  • 1 coffee filter
  • 1 rubber band
  • 1 funnel


  1. In a clean mason jar, place two tablespoons of kefir grains and pour cow’s milk. 
  2. Cover the mason jar with an unbleached coffee filter and seal it with a rubber band.
  3. Place the jar in a clean corner of your pantry or kitchen and let it ferment at room temperature for 24 hours.
  4. The next day your kefir is ready! Strain the kefir grains and place them in a new jar with a lid. Don’t throw the kefir grains because you can still use them to make another batch of kefir. 
  5. Place the jar in the fridge for another 24 hours. 
  6. The next day, shake the chilled kefir jar and open the lid. 
  7. Prepare the strainer by placing a funnel on top of a jar and lining it with a coffee filter. 
Strained kefir cheese
  1. Pour the kefir on the coffee filter to separate the cheese from the whey or excess liquid. Place the jar with the funnel in the fridge for two days to make it creamier. 
  2. After two days, your kefir cheese or thick kefir is ready! Put the strained kefir cheese into a clean jar or bowl and start preparing your tzatziki. 
Grated cucumber

Grate the cucumber

To prepare the tzatziki, grate one or two cucumbers and place them in a bowl. Add a few pinches of salt to remove the juice from the cucumber and let it sit for an hour or two. Once the fluid is extracted from the grated cucumbers, use a cheesecloth or a bamboo paper towel to squeeze the juice out of the cucumber bits. Then, mix the squeezed cucumber with the kefir cheese. 

Tzatziki herbs and spice

Add the herbs and spices

Add new flavors to your tzatziki by adding garlic, herbs, and spices. Here’s a typical list of ingredients used in traditional tzatziki recipes. Feel free to add a few spices or herbs to achieve your desired flavor.


  • 1 to 2 cloves of garlic – crushed.
  • A pinch of salt.
  • A pinch of pepper. 
  • 275 grams of lemon juice. 
  • A dash of olive oil.
  • Dill.
  • Mint.
  • Thyme.

Add all the ingredients to your kefir cheese. Take a few spoonfuls to adjust the flavor. 

Burrito with kefir tzatziki

Pair your kefir tzatziki with your favorite grilled or seared meat or fish

For a more intense flavor, place the kefir tzatziki in the fridge for 24 hours before consumption to blend all the flavors from the ingredients. Then, add it to your favorite meat dishes or snacks like burritos, tacos, souvlaki, gyros, or vegetable sticks. 

Frequently Asked Questions (FAQs)

Is kefir better than yogurt?

Kefir and yogurt are almost the same when it comes to flavor, but kefir contains more probiotics, amino acids, and intense flavor. It is also easy to make and can be done at home using kefir grains.

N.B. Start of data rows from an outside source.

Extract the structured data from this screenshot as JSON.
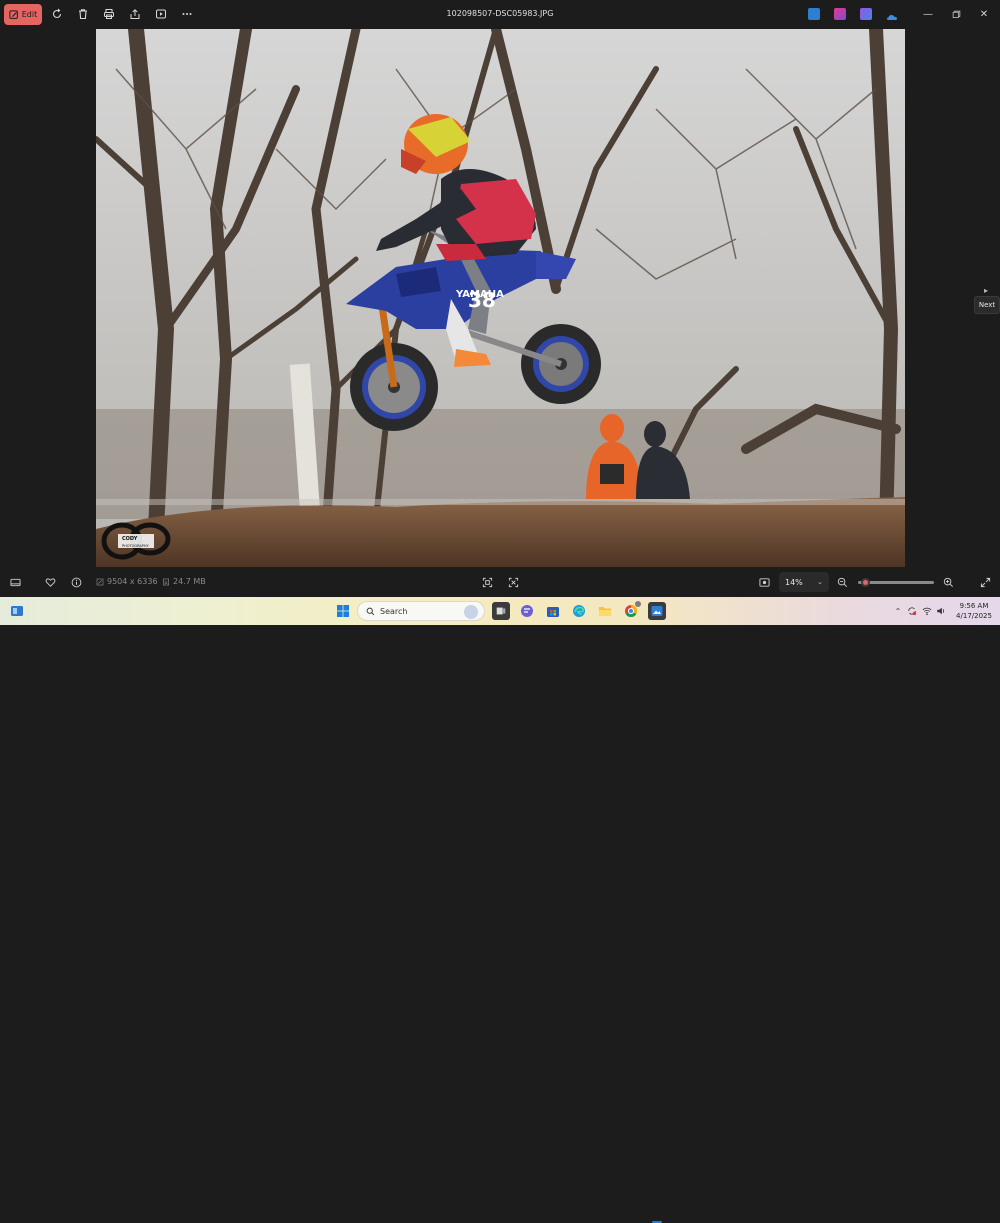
{
  "titlebar": {
    "edit_label": "Edit",
    "filename": "102098507-DSC05983.JPG"
  },
  "photo": {
    "rider_number": "38",
    "bike_brand": "YAMAHA",
    "watermark_line1": "CODY",
    "watermark_line2": "PHOTOGRAPHY"
  },
  "next_tooltip": "Next",
  "bottombar": {
    "dimensions": "9504 x 6336",
    "file_size": "24.7 MB",
    "zoom_value": "14%",
    "zoom_fraction": 0.05
  },
  "taskbar": {
    "search_placeholder": "Search",
    "time": "9:56 AM",
    "date": "4/17/2025"
  },
  "colors": {
    "accent": "#e46562",
    "background": "#1c1c1c"
  }
}
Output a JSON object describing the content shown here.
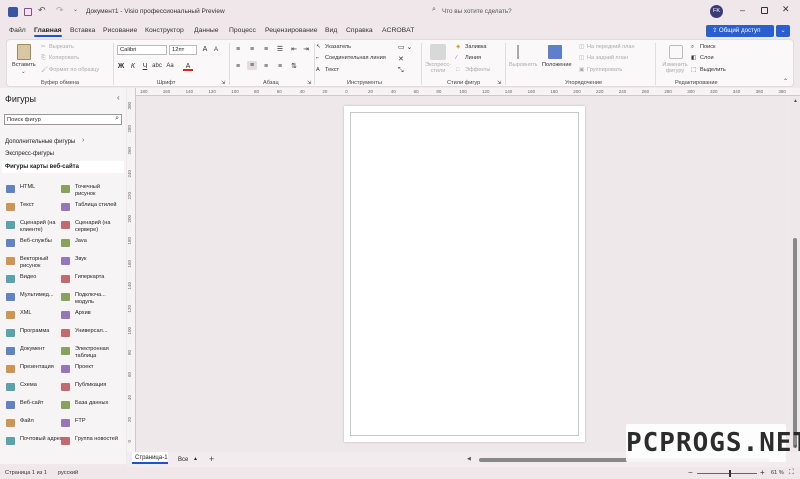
{
  "titlebar": {
    "doc_title": "Документ1 - Visio профессиональный Preview",
    "search_placeholder": "Что вы хотите сделать?",
    "user_initials": "FK"
  },
  "ribbon_tabs": [
    "Файл",
    "Главная",
    "Вставка",
    "Рисование",
    "Конструктор",
    "Данные",
    "Процесс",
    "Рецензирование",
    "Вид",
    "Справка",
    "ACROBAT"
  ],
  "share_label": "Общий доступ",
  "ribbon": {
    "clipboard": {
      "paste": "Вставить",
      "cut": "Вырезать",
      "copy": "Копировать",
      "format_painter": "Формат по образцу",
      "label": "Буфер обмена"
    },
    "font": {
      "name": "Calibri",
      "size": "12пт",
      "label": "Шрифт"
    },
    "paragraph": {
      "label": "Абзац"
    },
    "tools": {
      "pointer": "Указатель",
      "connector": "Соединительная линия",
      "text": "Текст",
      "label": "Инструменты"
    },
    "shape_styles": {
      "express": "Экспресс-стили",
      "fill": "Заливка",
      "line": "Линия",
      "effects": "Эффекты",
      "label": "Стили фигур"
    },
    "arrange": {
      "align": "Выровнять",
      "position": "Положение",
      "to_front": "На передний план",
      "to_back": "На задний план",
      "group": "Группировать",
      "label": "Упорядочение"
    },
    "editing": {
      "change_shape": "Изменить фигуру",
      "find": "Поиск",
      "layers": "Слои",
      "select": "Выделить",
      "label": "Редактирование"
    }
  },
  "shapes_pane": {
    "title": "Фигуры",
    "search_placeholder": "Поиск фигур",
    "more_shapes": "Дополнительные фигуры",
    "quick_shapes": "Экспресс-фигуры",
    "stencil": "Фигуры карты веб-сайта",
    "items": [
      [
        "HTML",
        "Точечный рисунок"
      ],
      [
        "Текст",
        "Таблица стилей"
      ],
      [
        "Сценарий (на клиенте)",
        "Сценарий (на сервере)"
      ],
      [
        "Веб-службы",
        "Java"
      ],
      [
        "Векторный рисунок",
        "Звук"
      ],
      [
        "Видео",
        "Гиперкарта"
      ],
      [
        "Мультимед...",
        "Подключа... модуль"
      ],
      [
        "XML",
        "Архив"
      ],
      [
        "Программа",
        "Универсал..."
      ],
      [
        "Документ",
        "Электронная таблица"
      ],
      [
        "Презентация",
        "Проект"
      ],
      [
        "Схема",
        "Публикация"
      ],
      [
        "Веб-сайт",
        "База данных"
      ],
      [
        "Файл",
        "FTP"
      ],
      [
        "Почтовый адрес",
        "Группа новостей"
      ]
    ]
  },
  "ruler_top": [
    "180",
    "160",
    "140",
    "120",
    "100",
    "80",
    "60",
    "40",
    "20",
    "0",
    "20",
    "40",
    "60",
    "80",
    "100",
    "120",
    "140",
    "160",
    "180",
    "200",
    "220",
    "240",
    "260",
    "280",
    "300",
    "320",
    "340",
    "360",
    "380"
  ],
  "ruler_left": [
    "300",
    "280",
    "260",
    "240",
    "220",
    "200",
    "180",
    "160",
    "140",
    "120",
    "100",
    "80",
    "60",
    "40",
    "20",
    "0"
  ],
  "page_tabs": {
    "page1": "Страница-1",
    "all": "Все"
  },
  "status": {
    "page": "Страница 1 из 1",
    "lang": "русский",
    "zoom": "61 %"
  },
  "watermark": "PCPROGS.NET"
}
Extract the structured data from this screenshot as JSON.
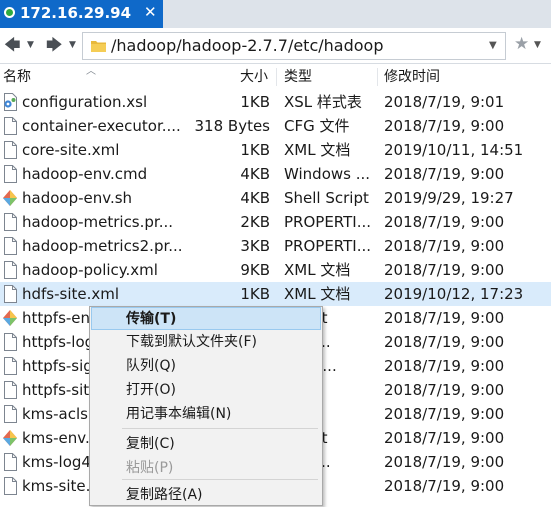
{
  "tab": {
    "title": "172.16.29.94",
    "close_glyph": "✕"
  },
  "toolbar": {
    "back_icon": "back-arrow-icon",
    "forward_icon": "forward-arrow-icon",
    "path": "/hadoop/hadoop-2.7.7/etc/hadoop",
    "bookmark_icon": "star-icon"
  },
  "columns": {
    "name": "名称",
    "size": "大小",
    "type": "类型",
    "modified": "修改时间"
  },
  "files": [
    {
      "name": "configuration.xsl",
      "size": "1KB",
      "type": "XSL 样式表",
      "modified": "2018/7/19, 9:01",
      "icon": "xsl-file-icon"
    },
    {
      "name": "container-executor....",
      "size": "318 Bytes",
      "type": "CFG 文件",
      "modified": "2018/7/19, 9:00",
      "icon": "generic-file-icon"
    },
    {
      "name": "core-site.xml",
      "size": "1KB",
      "type": "XML 文档",
      "modified": "2019/10/11, 14:51",
      "icon": "generic-file-icon"
    },
    {
      "name": "hadoop-env.cmd",
      "size": "4KB",
      "type": "Windows ...",
      "modified": "2018/7/19, 9:00",
      "icon": "generic-file-icon"
    },
    {
      "name": "hadoop-env.sh",
      "size": "4KB",
      "type": "Shell Script",
      "modified": "2019/9/29, 19:27",
      "icon": "shell-script-icon"
    },
    {
      "name": "hadoop-metrics.pr...",
      "size": "2KB",
      "type": "PROPERTI...",
      "modified": "2018/7/19, 9:00",
      "icon": "generic-file-icon"
    },
    {
      "name": "hadoop-metrics2.pr...",
      "size": "3KB",
      "type": "PROPERTI...",
      "modified": "2018/7/19, 9:00",
      "icon": "generic-file-icon"
    },
    {
      "name": "hadoop-policy.xml",
      "size": "9KB",
      "type": "XML 文档",
      "modified": "2018/7/19, 9:00",
      "icon": "generic-file-icon"
    },
    {
      "name": "hdfs-site.xml",
      "size": "1KB",
      "type": "XML 文档",
      "modified": "2019/10/12, 17:23",
      "icon": "generic-file-icon",
      "selected": true
    },
    {
      "name": "httpfs-en",
      "size": "",
      "type": "Script",
      "modified": "2018/7/19, 9:00",
      "icon": "shell-script-icon"
    },
    {
      "name": "httpfs-log",
      "size": "",
      "type": "ERTI...",
      "modified": "2018/7/19, 9:00",
      "icon": "generic-file-icon"
    },
    {
      "name": "httpfs-sig",
      "size": "",
      "type": "ET 文...",
      "modified": "2018/7/19, 9:00",
      "icon": "generic-file-icon"
    },
    {
      "name": "httpfs-sit",
      "size": "",
      "type": "文档",
      "modified": "2018/7/19, 9:00",
      "icon": "generic-file-icon"
    },
    {
      "name": "kms-acls.",
      "size": "",
      "type": "文档",
      "modified": "2018/7/19, 9:00",
      "icon": "generic-file-icon"
    },
    {
      "name": "kms-env.",
      "size": "",
      "type": "Script",
      "modified": "2018/7/19, 9:00",
      "icon": "shell-script-icon"
    },
    {
      "name": "kms-log4",
      "size": "",
      "type": "ERTI...",
      "modified": "2018/7/19, 9:00",
      "icon": "generic-file-icon"
    },
    {
      "name": "kms-site.",
      "size": "",
      "type": "文档",
      "modified": "2018/7/19, 9:00",
      "icon": "generic-file-icon"
    }
  ],
  "context_menu": [
    {
      "label": "传输(T)",
      "highlighted": true
    },
    {
      "label": "下载到默认文件夹(F)"
    },
    {
      "label": "队列(Q)"
    },
    {
      "label": "打开(O)"
    },
    {
      "label": "用记事本编辑(N)"
    },
    {
      "label": "复制(C)"
    },
    {
      "label": "粘贴(P)",
      "disabled": true
    },
    {
      "label": "复制路径(A)"
    }
  ],
  "colors": {
    "tab": "#0f69c9",
    "selection": "#d9ebfb",
    "menu_highlight": "#cde4f7"
  }
}
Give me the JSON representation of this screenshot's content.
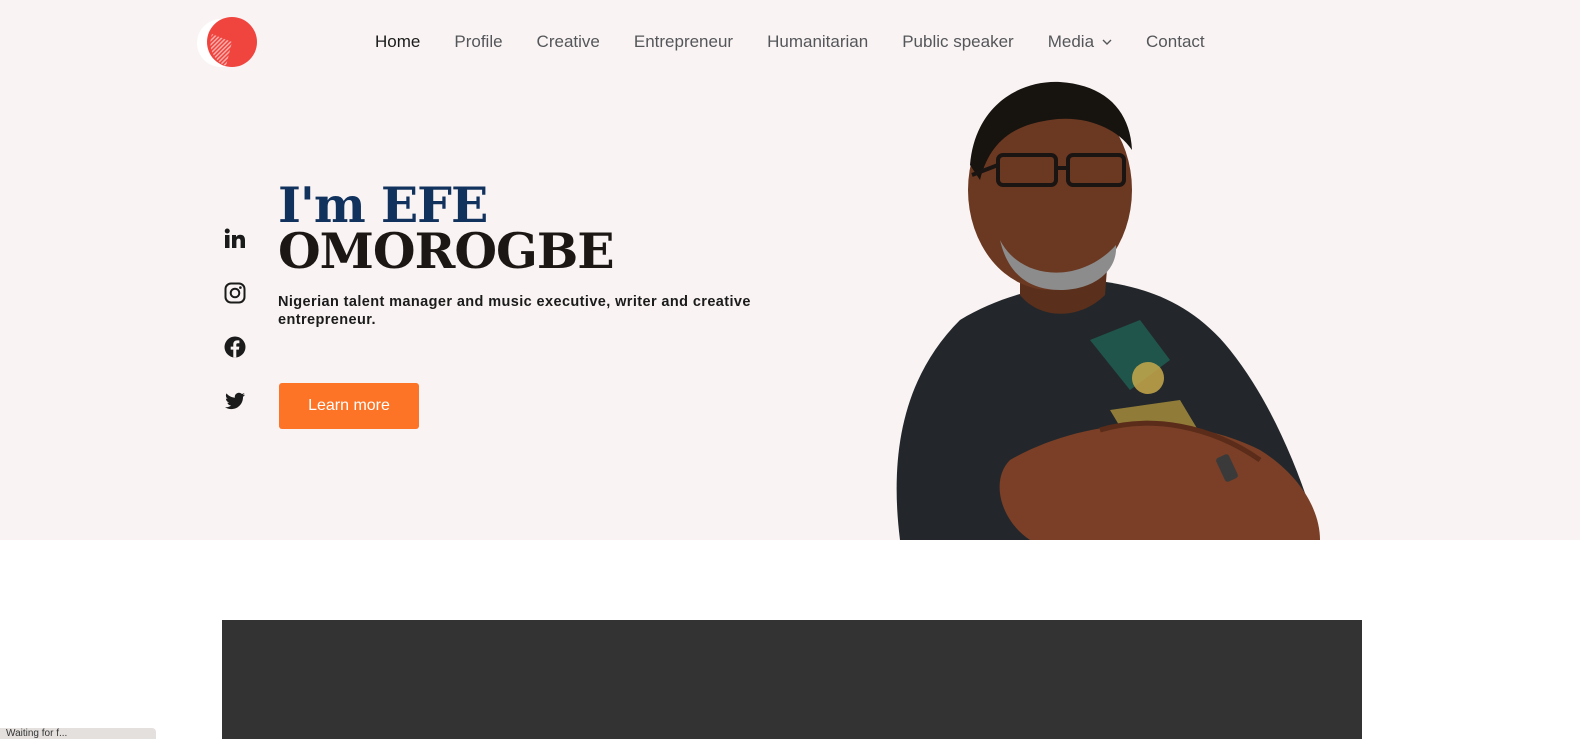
{
  "nav": {
    "items": [
      {
        "label": "Home",
        "active": true
      },
      {
        "label": "Profile"
      },
      {
        "label": "Creative"
      },
      {
        "label": "Entrepreneur"
      },
      {
        "label": "Humanitarian"
      },
      {
        "label": "Public speaker"
      },
      {
        "label": "Media",
        "has_dropdown": true
      },
      {
        "label": "Contact"
      }
    ]
  },
  "hero": {
    "title_line1": "I'm EFE",
    "title_line2": "OMOROGBE",
    "subtitle": "Nigerian talent manager and music executive, writer and creative entrepreneur.",
    "cta_label": "Learn more"
  },
  "socials": [
    "linkedin-icon",
    "instagram-icon",
    "facebook-icon",
    "twitter-icon"
  ],
  "status_bar": {
    "text": "Waiting for f..."
  },
  "colors": {
    "hero_bg": "#f9f4f3",
    "accent": "#fd7427",
    "title_blue": "#12325e",
    "title_dark": "#1c1714",
    "logo_red": "#f0443f",
    "video_bg": "#333333"
  }
}
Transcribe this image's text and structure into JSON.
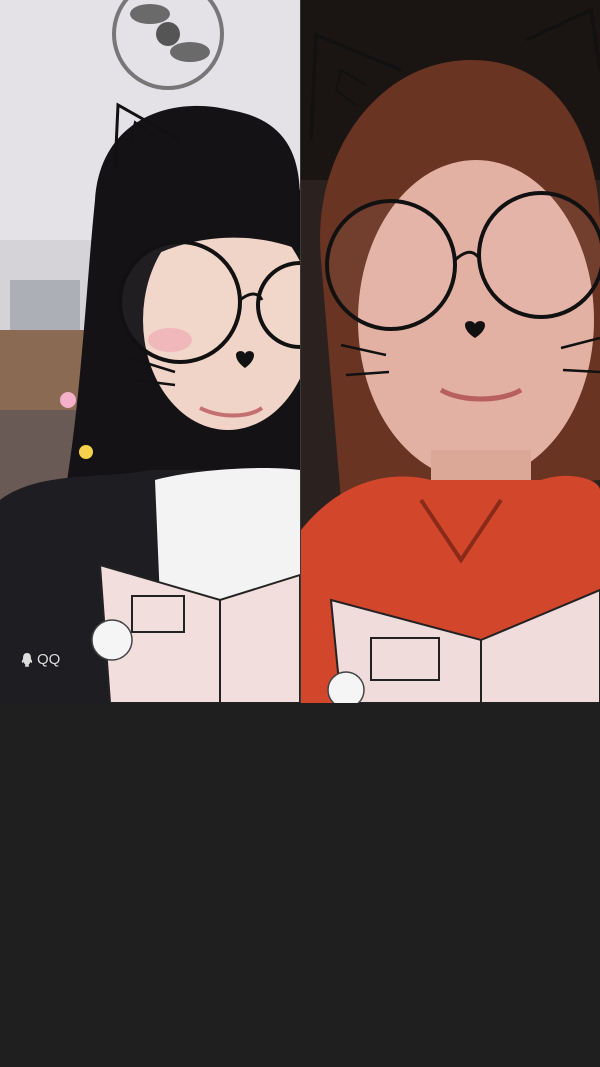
{
  "watermark": {
    "icon": "qq-penguin-icon",
    "label": "QQ"
  },
  "colors": {
    "background": "#1f1f1f",
    "left_jacket": "#1e1e22",
    "right_jacket": "#d2462c"
  }
}
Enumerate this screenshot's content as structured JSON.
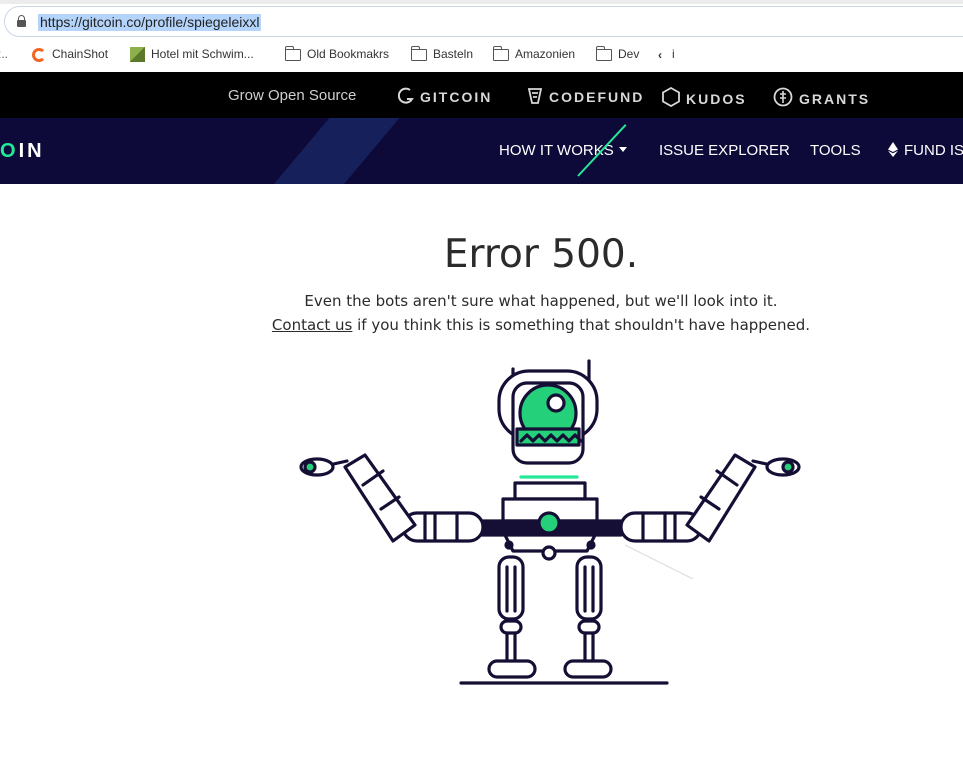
{
  "browser": {
    "url": "https://gitcoin.co/profile/spiegeleixxl",
    "bookmarks": [
      {
        "label": "ChainShot",
        "icon": "chainshot-icon"
      },
      {
        "label": "Hotel mit Schwim...",
        "icon": "hotel-icon"
      },
      {
        "label": "Old Bookmakrs",
        "icon": "folder-icon"
      },
      {
        "label": "Basteln",
        "icon": "folder-icon"
      },
      {
        "label": "Amazonien",
        "icon": "folder-icon"
      },
      {
        "label": "Dev",
        "icon": "folder-icon"
      },
      {
        "label": "i",
        "icon": "k-icon"
      }
    ]
  },
  "topbar": {
    "tagline": "Grow Open Source",
    "brands": [
      "GITCOIN",
      "CODEFUND",
      "KUDOS",
      "GRANTS"
    ]
  },
  "navbar": {
    "logo_partial_o": "O",
    "logo_partial_rest": "IN",
    "items": [
      "HOW IT WORKS",
      "ISSUE EXPLORER",
      "TOOLS",
      "FUND IS"
    ]
  },
  "error": {
    "title": "Error 500.",
    "line1": "Even the bots aren't sure what happened, but we'll look into it.",
    "contact_link": "Contact us",
    "line2_rest": " if you think this is something that shouldn't have happened."
  },
  "colors": {
    "accent": "#25e899",
    "navy": "#0d0a3a",
    "robot_outline": "#160f35"
  }
}
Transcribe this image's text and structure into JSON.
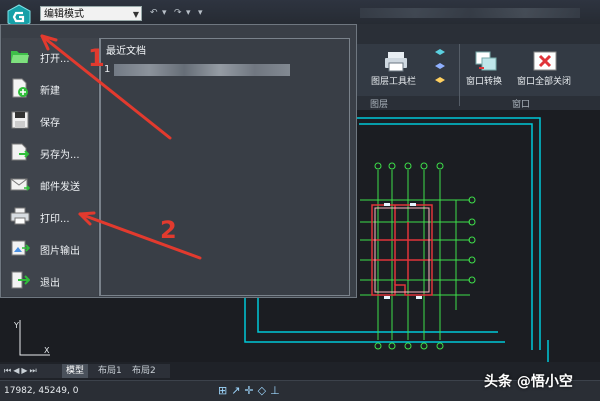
{
  "titlebar": {
    "mode_value": "编辑模式"
  },
  "menu": {
    "items": [
      {
        "label": "打开...",
        "icon": "folder-open-icon"
      },
      {
        "label": "新建",
        "icon": "new-document-icon"
      },
      {
        "label": "保存",
        "icon": "save-icon"
      },
      {
        "label": "另存为...",
        "icon": "save-as-icon"
      },
      {
        "label": "邮件发送",
        "icon": "email-icon"
      },
      {
        "label": "打印...",
        "icon": "printer-icon"
      },
      {
        "label": "图片输出",
        "icon": "image-export-icon"
      },
      {
        "label": "退出",
        "icon": "exit-icon"
      }
    ],
    "recent_title": "最近文档",
    "recent_item_index": "1"
  },
  "ribbon": {
    "layer_toolbar": "图层工具栏",
    "window_switch": "窗口转换",
    "close_all": "窗口全部关闭",
    "group_layers": "图层",
    "group_window": "窗口"
  },
  "tabs": [
    "模型",
    "布局1",
    "布局2"
  ],
  "status": {
    "coords": "17982, 45249, 0"
  },
  "annotations": {
    "arrow1": "1",
    "arrow2": "2"
  },
  "watermark": "头条 @悟小空",
  "colors": {
    "accent": "#00c8d8",
    "arrow": "#e23a2e",
    "plan_green": "#3ee04a",
    "plan_red": "#e0343a"
  }
}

Is tzatziki sauce healthy?

Yes. It contains probiotics and nutrient-dense ingredients like garlic, herbs, and lemon that can help improve heart and digestive health. It is a perfect low-carb and low-calorie alternative to high-fat sauces like hummus. 

Can you buy tzatziki sauce in the grocery store?

Tzatziki is available in almost any health food store. It is often in the frozen food section next to kimchi and other fermented foods. Sometimes, they are placed in the dairy section.

Is tzatziki healthier than ranch?

If the basis is the fat content, tzatziki is way healthier than ranch. Kefir contains around 2 to 3 grams of fat while ranch has a whopping 51 grams of fat. If you’re at risk for developing heart problems or fatty liver, you may want to switch to kefir dressings like kefir tzatziki to get the same flavor but with healthier ingredients. 

What is the difference between tahini and tzatziki?

Tahini and tzatziki are both creamy but differ in taste and ingredients. Tahini is made of ground sesame seeds and has the consistency of peanut butter. It is not tangy and has a more earthy flavor. Tzatziki, on the other hand, is made of yogurt and cucumber with tangy, sweet, and herby flavors.

Does tzatziki contain dairy?

Yes. It is made of yogurt-derived cow or goat milk. In some cases, kefir is also used as an alternative to yogurt. 

Is tzatziki good for weight loss?

Yes. In moderation, tzatziki is a good low-carb alternative to other sauces or dips. It also contains yogurt, which can help curb appetite and promote good digestion. 

How long does homemade tzatziki last?

Homemade tzatziki can last for about four to five days in the fridge after opening. If the tzatziki is not contaminated and well sealed, it can last for two weeks.